**Task objective**
Go through the material and copy each line in which the word "this" shows up.

**Excerpted records**

◆ ◆ ◆ ◆ ◆ ◆ ◆

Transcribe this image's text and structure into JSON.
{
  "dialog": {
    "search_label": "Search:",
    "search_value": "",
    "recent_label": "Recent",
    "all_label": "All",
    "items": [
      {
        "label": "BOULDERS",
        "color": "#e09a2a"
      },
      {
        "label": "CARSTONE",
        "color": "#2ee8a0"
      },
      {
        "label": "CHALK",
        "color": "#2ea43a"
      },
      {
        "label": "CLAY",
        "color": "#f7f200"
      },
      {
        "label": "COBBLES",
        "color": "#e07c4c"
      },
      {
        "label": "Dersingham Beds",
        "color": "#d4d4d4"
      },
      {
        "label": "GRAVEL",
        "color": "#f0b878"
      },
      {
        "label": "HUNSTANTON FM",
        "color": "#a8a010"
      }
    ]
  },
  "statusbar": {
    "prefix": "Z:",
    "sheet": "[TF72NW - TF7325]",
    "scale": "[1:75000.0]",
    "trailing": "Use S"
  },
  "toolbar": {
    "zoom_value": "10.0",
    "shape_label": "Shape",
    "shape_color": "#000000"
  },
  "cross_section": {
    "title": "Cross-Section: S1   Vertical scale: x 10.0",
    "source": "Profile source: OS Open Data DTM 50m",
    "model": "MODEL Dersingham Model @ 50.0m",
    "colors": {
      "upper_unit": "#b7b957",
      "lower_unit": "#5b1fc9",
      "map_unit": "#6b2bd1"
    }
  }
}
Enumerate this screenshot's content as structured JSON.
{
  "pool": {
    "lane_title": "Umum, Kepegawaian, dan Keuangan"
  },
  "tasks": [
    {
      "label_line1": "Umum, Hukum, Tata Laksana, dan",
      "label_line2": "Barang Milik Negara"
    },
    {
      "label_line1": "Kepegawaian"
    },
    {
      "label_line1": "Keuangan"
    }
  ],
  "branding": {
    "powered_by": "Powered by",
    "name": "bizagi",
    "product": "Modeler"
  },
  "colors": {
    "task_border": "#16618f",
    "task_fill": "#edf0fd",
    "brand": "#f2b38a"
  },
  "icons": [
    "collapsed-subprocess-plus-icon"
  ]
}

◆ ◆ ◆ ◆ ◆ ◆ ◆

**Response**
Transcribe this image's text and structure into JSON.
Enumerate this screenshot's content as structured JSON.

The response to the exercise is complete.